Puppy classes teach youngsters how to get along with other dogs, be handled by any number of people, and learn the basic lessons of good behavior, from sitting on command to keeping all four paws on the ground when greeting people. A good puppy class uses positive techniques to teach puppies that learning is fun and people are good. And that's a lesson for life.
While puppy classes are fine, heed your veterinarian's advice and keep your pup away from other areas where other dogs frequent, such as parks. It's fine, though, to set up play dates in secure yards that have been inhabited by healthy dogs who are known to be up-to-date on their vaccines. The dogs of your friends and family are great for these socializing get-togethers, as are their children. The more your puppy is safely exposed to, the better. – Gina Spadafori
Dogs mean status
in the new China
-- China now counts almost a million registered pet dogs, and countless others fly beneath the government's radar. According to The New York Times, the popularity of dogs is a hot phenomenon that shows little sign of ending. Dog swimming pools, theaters for people and their pets, and dog-friendly bars are popping up, along with pet-friendly stores and canine social networks. The pets serve as stress relief and as substitute children in a society where one child is still the rule. Dogs are also considered status symbols in the new China: Walking around with a Tibetan Mastiff is a way of telling everyone that you have disposable income, and lots of it.

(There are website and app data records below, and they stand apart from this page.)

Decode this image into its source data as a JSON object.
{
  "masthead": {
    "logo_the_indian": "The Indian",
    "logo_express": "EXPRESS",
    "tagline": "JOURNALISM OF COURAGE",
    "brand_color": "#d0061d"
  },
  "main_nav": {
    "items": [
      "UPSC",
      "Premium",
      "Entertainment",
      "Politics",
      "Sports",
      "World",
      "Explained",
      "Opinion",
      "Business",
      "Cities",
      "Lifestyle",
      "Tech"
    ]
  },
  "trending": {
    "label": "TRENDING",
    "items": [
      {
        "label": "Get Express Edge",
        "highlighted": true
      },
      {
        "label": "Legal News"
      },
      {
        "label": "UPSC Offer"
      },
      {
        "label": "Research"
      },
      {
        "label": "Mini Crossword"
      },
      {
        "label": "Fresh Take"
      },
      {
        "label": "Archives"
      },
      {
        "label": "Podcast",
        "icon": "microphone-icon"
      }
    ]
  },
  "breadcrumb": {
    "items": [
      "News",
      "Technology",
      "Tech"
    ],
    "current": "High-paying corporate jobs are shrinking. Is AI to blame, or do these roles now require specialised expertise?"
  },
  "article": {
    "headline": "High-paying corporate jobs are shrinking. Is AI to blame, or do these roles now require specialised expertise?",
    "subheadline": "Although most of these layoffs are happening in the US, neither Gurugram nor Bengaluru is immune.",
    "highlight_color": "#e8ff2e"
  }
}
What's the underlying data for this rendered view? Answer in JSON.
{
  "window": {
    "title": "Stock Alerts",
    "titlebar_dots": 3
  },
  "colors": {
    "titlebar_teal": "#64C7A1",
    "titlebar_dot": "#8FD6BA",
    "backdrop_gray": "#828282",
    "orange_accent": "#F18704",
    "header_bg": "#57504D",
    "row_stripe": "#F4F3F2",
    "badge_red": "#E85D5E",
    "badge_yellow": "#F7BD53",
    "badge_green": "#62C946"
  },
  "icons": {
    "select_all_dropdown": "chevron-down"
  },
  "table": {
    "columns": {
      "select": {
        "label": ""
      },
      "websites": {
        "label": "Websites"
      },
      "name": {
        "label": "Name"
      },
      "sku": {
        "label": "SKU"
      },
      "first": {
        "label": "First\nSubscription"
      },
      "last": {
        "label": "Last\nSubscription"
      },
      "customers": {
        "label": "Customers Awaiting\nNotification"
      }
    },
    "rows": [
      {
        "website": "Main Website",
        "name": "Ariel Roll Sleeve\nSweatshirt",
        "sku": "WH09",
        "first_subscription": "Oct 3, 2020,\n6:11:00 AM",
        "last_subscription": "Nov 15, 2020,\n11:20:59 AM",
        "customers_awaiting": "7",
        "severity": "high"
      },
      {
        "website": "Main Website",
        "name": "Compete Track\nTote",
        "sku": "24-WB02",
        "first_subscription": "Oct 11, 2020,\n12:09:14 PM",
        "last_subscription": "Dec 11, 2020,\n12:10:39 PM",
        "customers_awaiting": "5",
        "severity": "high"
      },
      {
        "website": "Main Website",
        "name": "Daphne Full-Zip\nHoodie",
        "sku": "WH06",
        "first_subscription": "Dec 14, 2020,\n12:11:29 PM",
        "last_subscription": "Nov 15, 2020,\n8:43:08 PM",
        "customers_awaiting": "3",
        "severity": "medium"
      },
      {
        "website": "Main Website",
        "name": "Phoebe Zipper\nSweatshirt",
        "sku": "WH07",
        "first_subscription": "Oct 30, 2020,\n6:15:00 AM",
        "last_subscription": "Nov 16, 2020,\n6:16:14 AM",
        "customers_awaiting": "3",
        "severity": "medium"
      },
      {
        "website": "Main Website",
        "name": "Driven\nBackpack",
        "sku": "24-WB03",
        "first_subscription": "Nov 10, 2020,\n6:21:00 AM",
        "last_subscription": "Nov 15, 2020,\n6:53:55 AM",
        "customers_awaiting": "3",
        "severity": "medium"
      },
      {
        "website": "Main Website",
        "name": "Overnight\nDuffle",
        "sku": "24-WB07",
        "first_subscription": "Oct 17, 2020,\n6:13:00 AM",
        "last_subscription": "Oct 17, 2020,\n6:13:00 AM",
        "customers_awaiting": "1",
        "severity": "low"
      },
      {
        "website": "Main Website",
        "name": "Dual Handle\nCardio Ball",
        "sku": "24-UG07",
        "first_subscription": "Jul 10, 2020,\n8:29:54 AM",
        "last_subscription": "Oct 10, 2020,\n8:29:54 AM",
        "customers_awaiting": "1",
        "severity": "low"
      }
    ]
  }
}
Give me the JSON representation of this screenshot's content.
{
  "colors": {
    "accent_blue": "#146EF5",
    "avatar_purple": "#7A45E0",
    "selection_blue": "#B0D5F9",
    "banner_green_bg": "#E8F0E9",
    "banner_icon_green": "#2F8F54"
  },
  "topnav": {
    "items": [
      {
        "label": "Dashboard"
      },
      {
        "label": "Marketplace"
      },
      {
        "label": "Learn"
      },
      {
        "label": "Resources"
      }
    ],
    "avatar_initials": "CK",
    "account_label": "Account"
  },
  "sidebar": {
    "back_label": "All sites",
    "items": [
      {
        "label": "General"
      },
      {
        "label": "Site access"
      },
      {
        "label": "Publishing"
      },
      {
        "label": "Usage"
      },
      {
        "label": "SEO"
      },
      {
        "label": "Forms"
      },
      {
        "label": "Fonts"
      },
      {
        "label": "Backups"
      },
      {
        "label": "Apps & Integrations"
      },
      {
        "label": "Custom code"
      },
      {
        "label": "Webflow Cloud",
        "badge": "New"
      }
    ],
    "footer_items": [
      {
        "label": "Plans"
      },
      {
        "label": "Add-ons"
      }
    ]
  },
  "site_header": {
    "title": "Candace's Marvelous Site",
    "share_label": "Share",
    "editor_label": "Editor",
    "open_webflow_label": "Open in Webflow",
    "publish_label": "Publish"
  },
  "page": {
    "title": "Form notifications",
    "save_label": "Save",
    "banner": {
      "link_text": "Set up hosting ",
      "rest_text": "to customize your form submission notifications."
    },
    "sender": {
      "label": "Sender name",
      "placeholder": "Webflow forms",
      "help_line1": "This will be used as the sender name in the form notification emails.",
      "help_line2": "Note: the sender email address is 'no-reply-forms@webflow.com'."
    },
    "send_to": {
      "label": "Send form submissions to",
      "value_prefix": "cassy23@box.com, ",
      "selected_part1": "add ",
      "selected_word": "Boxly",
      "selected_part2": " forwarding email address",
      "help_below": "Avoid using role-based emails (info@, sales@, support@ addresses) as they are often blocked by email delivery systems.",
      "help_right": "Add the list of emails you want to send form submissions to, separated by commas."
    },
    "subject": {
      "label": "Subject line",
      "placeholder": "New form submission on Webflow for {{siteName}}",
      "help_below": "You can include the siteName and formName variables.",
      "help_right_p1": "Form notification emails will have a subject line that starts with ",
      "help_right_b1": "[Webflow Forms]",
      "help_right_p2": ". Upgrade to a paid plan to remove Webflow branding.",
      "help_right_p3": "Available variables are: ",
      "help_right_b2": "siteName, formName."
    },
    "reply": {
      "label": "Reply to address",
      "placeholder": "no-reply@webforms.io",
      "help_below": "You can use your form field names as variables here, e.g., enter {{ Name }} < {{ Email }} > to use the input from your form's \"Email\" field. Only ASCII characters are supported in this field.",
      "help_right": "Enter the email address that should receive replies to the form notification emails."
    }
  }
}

-- The vicious, fanged Chupacabra is a creature of legend, a scary doglike animal purported to suck the blood out of livestock. Scientists believe the Chupacabras that people report seeing are actually coyotes with severe cases of mange. The long snout, the hairlessness and the foul odor are all consistent with a mange-infested coyote. The same mite responsible for the disease causes scabies in people.
-- Animal hybrids may not be all that rare. An estimated 10 percent of animals and 25 percent of plants are said to occasionally breed with other species. Common crosses in captivity include zorses (zebra-horse) and the beefalo (bison-beef cattle). Most hybrids, like mules, are infertile. Hybrids are also far outnumbered and will be outcompeted by their parents' respective species. -- Dr. Marty Becker and Mikkel Becker
ABOUT PET CONNECTION
Pet Connection is produced by a team of pet-care experts headed by "Good Morning America" and "The Dr. Oz Show" veterinarian Dr. Marty Becker and award-winning journalist Gina Spadafori. The two are also the authors of many best-selling pet-care books. Dr. Becker can also be found at Facebook.com/DrMartyBecker or on Twitter at DrMartyBecker.